    Interestingly an IOM panel recently published a report on the ethics of research on prisoners, a population whose restricted liberty raised profound ethical questions with regard to informed consent

    It does strike me that Franz De Waals views on what is acceptable in research involving chimpanzees is somewhat blinkered, overly focused on his own field. He might consider “cognitive testing, trained giving of (small) blood samples, behavioral observation, and voluntary neuroimaging.” to be tha procedures that he “would not mind doing on human volunteers”, but he must acknowledge that there are thousands of clinical scientists who need to do far more invasive and risky procedures on human volunteers, and even in some situations on humans who cannot volunteer. While I fully agree that chimpanzees should be the animal model of last resort – as the IOM panel rcommended in its guidelines – Franz de Waal appears to suggest that Chimpanzees receive a greater degree of protection than some human subjects. He’s also far too optimistic about the potential for voluntary neuroimaging in chimps, stating that it is “likely to be developed in the near future”. This just isn’t true, and for the next decade – at the very least – some degree of sedation and/or restraint will still be required in order to conduct neuroimaging studies in apes.

    There’s also the issue of the testing of vaccines for diseases such as Ebola virus which are devestating wild great ape populations. Such vaccines are increasingly considered necessary to ensure the survival of several great ape species in the wild, and will need to be evaluated for safety and immunogenicity in chimpanzees (having demonstrated the ability to block infection in other animal models) before being trialed in wild populations. Clearly a vloanke ban in all invasive research in chimpanzees would not be a good idea at this stage.

  2. There also remains a good deal of misunderstanding regarding human vs. animal research, particularly around the issue of voluntary consent. Many say that this is the crucial distinction between animals and humans – namely, that humans agree to participate in research and animals do not.

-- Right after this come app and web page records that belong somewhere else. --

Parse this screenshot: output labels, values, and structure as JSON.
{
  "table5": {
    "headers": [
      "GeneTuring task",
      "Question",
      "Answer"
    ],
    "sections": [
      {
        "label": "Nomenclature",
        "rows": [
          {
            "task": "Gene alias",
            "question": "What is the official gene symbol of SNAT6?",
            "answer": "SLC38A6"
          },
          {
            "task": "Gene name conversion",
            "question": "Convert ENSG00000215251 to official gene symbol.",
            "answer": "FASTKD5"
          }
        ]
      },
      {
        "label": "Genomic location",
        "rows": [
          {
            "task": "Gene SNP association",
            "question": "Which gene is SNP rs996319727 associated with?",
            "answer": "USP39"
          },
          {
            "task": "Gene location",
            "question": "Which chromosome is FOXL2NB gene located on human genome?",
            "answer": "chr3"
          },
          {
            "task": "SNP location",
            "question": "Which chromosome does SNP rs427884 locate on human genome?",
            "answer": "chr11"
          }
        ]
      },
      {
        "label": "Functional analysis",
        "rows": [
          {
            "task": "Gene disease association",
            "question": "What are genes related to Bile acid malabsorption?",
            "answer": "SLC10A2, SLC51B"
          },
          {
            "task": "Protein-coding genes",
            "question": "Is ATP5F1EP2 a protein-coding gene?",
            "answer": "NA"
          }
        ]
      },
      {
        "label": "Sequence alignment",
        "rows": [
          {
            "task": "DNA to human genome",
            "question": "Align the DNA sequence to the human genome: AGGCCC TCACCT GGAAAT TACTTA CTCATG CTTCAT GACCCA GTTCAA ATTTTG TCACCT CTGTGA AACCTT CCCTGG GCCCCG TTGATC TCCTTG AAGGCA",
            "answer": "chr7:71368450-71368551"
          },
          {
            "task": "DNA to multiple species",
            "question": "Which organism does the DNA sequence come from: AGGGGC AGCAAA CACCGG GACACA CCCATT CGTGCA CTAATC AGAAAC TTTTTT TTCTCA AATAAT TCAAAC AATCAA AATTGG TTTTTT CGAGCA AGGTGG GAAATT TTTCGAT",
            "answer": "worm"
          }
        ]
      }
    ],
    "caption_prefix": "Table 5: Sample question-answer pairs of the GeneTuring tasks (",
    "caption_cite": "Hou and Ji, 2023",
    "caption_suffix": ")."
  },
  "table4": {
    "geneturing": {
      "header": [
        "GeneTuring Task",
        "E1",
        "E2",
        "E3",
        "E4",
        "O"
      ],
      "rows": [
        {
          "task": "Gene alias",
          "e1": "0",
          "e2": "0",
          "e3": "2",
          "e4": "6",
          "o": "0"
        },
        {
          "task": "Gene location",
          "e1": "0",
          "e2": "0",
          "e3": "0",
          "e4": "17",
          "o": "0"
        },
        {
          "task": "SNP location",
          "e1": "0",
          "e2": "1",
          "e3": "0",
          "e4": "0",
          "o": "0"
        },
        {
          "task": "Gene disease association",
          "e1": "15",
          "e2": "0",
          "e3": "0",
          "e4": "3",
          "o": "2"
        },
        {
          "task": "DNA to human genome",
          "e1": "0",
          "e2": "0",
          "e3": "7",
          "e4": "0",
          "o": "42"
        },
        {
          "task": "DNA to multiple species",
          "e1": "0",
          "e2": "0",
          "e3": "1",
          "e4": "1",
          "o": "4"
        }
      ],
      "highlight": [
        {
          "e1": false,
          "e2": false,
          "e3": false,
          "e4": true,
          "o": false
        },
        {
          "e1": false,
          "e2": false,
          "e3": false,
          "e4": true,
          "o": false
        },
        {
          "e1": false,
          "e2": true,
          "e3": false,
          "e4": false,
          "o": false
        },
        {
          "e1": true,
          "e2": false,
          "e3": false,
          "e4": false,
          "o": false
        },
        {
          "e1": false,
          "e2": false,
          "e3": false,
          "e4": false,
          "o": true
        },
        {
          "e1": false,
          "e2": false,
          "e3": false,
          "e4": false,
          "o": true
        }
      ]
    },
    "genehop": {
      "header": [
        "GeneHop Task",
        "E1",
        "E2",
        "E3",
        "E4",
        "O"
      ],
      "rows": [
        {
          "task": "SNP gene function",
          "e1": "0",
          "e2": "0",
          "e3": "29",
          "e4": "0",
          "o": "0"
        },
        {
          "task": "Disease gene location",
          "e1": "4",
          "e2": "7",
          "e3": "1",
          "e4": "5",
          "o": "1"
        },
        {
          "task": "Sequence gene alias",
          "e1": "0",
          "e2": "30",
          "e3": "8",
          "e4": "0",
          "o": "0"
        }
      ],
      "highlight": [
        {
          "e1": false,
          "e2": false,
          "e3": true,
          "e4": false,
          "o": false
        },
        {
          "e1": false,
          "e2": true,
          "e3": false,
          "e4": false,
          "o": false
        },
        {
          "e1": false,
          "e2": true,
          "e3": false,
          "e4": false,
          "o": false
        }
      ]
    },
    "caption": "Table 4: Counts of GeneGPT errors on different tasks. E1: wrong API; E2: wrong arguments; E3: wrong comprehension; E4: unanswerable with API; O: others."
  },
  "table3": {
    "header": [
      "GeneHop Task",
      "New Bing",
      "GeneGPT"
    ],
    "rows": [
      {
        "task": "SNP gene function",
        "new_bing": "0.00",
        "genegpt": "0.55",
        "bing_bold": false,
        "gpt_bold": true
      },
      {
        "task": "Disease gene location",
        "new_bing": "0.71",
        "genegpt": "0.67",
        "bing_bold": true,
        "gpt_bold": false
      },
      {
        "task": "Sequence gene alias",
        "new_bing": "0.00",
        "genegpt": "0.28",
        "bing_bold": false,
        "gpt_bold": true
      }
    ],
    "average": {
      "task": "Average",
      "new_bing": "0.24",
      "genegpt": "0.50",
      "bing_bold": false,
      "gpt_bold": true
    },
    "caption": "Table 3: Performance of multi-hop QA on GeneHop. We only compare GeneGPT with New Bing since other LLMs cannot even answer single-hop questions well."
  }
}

    If that distinction was such a bright line, one would not need IRBs (Institutional Review Boards). All you would need is a contract that could be signed by an individual to deliver his or her consent.

    Nevertheless, we know that there are many ways consent may not be particularly voluntary and/or that the decision-making process happened in an uncorrupted manner.

    First is the issue of compensation. Human subjects could well, as a function of their personal finances, accept involvement in an experiment that causes them deep distress due to the monetary reward.

    Second, individuals may agree to participate in an experiment because they want to please their doctor who recommends it, or a family member.

    And perhaps most importantly, people with cognitive or other mental problems may find it virtually impossible to make a reasoned decision about whether to involve themselves in research – that is the nature of their disease and is the reason scientists need to study them!

    In all cases of human research, an IRB examines the proposed research with an eye for issues like this. It makes a decision ON BEHALF of the subject as to whether the research should be allowed to proceed, or not.

    In ethical decision-making, we often use by-proxy review to assist the system. It is no different with animal research.

    Institutional animal care and use committees serve nearly the identical role to the IRB. It questions, on behalf of the subjects and of science, whether the protocol is meritorious and is being conducted in manner consistent with our ethical principles.

    In human and animal research alike, we rely upon individuals of good-will and expertise (both in and outside of the scientific community) to offer their insights into a process where voluntary consent is rarely clear and is never quite the bright line standard some lead us to believe.

Comments are closed.